[Opening Extracted records section]

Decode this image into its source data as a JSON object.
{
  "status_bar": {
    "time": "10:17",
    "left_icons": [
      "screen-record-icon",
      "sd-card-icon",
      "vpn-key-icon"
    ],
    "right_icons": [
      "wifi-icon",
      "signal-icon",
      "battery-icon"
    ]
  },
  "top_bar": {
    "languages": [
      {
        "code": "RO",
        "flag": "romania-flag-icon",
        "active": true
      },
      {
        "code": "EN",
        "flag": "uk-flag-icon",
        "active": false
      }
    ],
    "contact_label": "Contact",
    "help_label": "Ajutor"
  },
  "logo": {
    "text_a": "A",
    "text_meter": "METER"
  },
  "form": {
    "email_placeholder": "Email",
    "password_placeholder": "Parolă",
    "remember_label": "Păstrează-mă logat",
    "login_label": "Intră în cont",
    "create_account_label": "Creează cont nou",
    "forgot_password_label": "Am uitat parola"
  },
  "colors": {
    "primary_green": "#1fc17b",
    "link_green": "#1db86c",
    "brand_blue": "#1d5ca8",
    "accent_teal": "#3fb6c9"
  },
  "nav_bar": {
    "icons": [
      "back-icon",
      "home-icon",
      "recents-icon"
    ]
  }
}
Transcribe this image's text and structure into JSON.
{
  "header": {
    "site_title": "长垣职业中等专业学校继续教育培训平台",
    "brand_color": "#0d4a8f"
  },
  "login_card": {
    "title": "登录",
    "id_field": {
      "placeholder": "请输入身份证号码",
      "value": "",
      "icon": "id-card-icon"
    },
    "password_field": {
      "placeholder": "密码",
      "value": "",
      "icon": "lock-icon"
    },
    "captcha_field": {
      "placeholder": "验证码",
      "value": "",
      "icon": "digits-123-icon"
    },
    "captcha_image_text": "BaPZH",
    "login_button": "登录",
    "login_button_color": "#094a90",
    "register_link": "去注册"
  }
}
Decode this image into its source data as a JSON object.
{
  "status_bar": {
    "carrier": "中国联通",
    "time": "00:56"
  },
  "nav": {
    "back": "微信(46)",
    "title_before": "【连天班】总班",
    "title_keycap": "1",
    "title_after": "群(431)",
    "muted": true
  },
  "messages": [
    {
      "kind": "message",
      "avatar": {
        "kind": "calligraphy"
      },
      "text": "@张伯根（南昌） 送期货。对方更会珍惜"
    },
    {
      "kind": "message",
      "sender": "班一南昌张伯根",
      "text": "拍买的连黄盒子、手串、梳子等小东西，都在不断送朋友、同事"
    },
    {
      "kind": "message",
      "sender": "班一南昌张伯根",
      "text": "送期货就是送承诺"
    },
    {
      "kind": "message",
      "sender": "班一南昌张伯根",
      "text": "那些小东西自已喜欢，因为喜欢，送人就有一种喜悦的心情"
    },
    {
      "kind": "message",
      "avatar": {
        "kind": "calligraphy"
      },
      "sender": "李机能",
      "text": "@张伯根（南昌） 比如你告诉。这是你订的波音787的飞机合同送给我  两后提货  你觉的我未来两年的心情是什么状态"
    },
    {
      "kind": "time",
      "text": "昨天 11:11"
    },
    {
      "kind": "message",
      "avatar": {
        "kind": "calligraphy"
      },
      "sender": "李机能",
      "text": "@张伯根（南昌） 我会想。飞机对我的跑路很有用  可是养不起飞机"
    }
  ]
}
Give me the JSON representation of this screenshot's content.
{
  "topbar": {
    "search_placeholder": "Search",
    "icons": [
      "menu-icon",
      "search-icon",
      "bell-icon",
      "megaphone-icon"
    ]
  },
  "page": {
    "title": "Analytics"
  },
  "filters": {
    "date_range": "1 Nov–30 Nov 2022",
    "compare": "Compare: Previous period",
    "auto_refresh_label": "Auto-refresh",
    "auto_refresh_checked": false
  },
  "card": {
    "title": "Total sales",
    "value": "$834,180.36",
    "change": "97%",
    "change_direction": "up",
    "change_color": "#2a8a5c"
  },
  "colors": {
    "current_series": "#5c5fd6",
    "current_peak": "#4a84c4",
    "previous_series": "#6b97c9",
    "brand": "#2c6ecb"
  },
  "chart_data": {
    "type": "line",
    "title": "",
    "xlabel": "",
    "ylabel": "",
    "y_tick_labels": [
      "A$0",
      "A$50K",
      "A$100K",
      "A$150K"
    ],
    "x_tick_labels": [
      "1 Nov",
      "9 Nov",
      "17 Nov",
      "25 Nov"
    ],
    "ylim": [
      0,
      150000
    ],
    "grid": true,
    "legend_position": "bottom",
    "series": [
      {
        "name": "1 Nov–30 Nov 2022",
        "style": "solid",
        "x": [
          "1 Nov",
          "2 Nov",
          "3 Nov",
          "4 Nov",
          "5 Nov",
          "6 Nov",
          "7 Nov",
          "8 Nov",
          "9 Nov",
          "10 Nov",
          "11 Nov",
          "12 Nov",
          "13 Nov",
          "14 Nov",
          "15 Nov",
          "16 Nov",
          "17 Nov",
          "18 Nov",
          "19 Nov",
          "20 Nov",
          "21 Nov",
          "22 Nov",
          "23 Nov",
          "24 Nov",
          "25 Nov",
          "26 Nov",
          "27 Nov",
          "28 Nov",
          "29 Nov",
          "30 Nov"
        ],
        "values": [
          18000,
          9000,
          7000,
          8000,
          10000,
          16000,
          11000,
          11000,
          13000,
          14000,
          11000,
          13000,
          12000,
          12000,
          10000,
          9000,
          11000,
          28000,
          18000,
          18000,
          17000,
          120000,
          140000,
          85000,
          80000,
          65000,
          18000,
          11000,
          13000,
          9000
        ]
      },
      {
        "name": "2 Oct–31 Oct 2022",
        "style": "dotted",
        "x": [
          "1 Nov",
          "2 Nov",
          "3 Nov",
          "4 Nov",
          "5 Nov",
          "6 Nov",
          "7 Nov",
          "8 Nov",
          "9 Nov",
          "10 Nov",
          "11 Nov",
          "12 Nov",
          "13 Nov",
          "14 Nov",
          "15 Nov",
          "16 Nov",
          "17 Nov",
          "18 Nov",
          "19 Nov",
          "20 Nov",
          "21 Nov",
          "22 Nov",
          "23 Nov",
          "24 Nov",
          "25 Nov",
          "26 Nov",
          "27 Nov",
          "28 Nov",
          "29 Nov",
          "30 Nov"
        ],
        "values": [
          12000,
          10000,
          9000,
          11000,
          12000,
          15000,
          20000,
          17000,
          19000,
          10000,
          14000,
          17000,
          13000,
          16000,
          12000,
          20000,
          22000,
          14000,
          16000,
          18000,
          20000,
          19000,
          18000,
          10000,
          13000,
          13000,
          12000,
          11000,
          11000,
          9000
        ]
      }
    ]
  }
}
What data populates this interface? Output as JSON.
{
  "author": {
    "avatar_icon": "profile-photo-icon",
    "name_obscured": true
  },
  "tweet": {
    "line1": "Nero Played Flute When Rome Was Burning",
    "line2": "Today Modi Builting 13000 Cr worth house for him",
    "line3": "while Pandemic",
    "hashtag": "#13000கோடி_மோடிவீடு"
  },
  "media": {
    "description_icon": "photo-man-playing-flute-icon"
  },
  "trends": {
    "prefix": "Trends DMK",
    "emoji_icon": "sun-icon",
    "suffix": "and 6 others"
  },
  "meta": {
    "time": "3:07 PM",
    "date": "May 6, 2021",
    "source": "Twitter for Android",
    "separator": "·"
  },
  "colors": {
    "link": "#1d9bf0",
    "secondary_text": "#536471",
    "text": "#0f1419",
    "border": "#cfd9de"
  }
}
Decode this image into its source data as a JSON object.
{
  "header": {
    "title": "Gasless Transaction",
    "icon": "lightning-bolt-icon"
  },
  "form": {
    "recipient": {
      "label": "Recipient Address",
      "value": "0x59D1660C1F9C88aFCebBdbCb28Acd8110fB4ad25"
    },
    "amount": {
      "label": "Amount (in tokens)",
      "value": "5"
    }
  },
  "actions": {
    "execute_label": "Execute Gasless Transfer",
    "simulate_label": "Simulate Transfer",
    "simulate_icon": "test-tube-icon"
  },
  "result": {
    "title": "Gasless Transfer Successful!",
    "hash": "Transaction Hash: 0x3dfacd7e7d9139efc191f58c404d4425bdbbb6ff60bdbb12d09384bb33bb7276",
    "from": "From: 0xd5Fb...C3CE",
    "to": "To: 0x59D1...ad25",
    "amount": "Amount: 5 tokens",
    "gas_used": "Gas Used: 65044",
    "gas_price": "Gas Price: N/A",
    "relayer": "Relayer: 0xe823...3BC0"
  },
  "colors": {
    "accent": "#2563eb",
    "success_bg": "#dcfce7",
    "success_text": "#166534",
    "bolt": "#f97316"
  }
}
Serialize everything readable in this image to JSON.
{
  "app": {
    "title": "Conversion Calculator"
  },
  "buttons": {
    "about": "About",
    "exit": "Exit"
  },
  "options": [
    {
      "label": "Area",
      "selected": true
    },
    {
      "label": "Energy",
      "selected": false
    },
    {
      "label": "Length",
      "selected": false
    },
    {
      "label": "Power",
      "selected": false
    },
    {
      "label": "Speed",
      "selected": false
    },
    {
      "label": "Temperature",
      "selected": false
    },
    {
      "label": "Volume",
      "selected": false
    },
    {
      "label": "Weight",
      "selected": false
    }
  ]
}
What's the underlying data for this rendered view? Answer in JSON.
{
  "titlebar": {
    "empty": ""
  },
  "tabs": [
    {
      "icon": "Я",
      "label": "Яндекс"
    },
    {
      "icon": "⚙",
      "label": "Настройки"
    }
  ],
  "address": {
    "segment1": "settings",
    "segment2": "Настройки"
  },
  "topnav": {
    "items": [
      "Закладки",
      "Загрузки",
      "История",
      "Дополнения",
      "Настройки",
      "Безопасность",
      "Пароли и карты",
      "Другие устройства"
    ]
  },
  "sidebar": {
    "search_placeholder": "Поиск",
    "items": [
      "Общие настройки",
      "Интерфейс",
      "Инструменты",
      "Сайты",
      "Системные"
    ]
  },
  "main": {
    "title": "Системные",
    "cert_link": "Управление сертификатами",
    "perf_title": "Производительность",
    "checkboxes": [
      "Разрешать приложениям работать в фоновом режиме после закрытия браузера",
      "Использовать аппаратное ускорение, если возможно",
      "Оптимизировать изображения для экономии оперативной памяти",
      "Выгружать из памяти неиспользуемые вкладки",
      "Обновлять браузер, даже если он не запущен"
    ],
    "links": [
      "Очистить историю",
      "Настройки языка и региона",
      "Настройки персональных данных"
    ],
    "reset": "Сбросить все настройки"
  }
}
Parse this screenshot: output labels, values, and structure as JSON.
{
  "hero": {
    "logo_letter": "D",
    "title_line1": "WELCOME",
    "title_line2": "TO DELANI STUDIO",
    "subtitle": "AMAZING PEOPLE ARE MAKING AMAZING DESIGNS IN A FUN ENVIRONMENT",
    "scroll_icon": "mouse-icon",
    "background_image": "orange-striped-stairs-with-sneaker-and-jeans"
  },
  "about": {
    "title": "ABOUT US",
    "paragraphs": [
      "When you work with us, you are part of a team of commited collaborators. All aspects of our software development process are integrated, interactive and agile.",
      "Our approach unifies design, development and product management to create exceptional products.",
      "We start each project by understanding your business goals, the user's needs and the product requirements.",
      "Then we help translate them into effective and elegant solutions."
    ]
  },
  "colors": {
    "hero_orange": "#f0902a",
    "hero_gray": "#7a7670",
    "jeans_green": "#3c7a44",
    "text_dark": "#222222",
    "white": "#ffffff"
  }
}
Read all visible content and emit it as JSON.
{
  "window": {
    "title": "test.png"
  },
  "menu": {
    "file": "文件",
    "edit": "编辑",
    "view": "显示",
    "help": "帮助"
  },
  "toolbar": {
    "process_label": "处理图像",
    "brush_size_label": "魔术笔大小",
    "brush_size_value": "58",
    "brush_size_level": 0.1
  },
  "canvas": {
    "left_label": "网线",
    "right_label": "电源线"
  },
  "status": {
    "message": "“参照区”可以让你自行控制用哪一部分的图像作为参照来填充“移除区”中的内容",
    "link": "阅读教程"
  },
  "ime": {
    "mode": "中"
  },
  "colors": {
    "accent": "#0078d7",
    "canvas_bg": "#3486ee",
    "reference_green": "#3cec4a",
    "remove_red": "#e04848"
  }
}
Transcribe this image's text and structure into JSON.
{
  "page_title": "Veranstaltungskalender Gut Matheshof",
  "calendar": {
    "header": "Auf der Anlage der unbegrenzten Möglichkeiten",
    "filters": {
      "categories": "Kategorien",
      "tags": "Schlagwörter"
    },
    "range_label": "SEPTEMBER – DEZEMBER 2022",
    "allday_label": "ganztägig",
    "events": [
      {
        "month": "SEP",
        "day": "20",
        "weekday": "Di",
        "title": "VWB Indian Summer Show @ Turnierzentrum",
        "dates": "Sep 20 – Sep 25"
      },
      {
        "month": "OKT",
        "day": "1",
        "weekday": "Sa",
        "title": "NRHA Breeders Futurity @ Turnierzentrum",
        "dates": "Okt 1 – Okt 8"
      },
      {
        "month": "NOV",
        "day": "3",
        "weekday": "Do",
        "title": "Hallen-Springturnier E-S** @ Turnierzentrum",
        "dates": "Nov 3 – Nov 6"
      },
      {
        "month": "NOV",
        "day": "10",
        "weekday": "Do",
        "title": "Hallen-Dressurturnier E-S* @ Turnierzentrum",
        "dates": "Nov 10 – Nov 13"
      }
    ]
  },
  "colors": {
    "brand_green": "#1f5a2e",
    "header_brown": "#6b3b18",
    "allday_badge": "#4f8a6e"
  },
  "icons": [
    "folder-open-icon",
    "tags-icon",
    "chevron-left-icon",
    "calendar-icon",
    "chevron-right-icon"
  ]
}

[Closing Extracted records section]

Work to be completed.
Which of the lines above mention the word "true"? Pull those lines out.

Task response.
        "active": true
    "muted": true
    "grid": true,
    "name_obscured": true
      "selected": true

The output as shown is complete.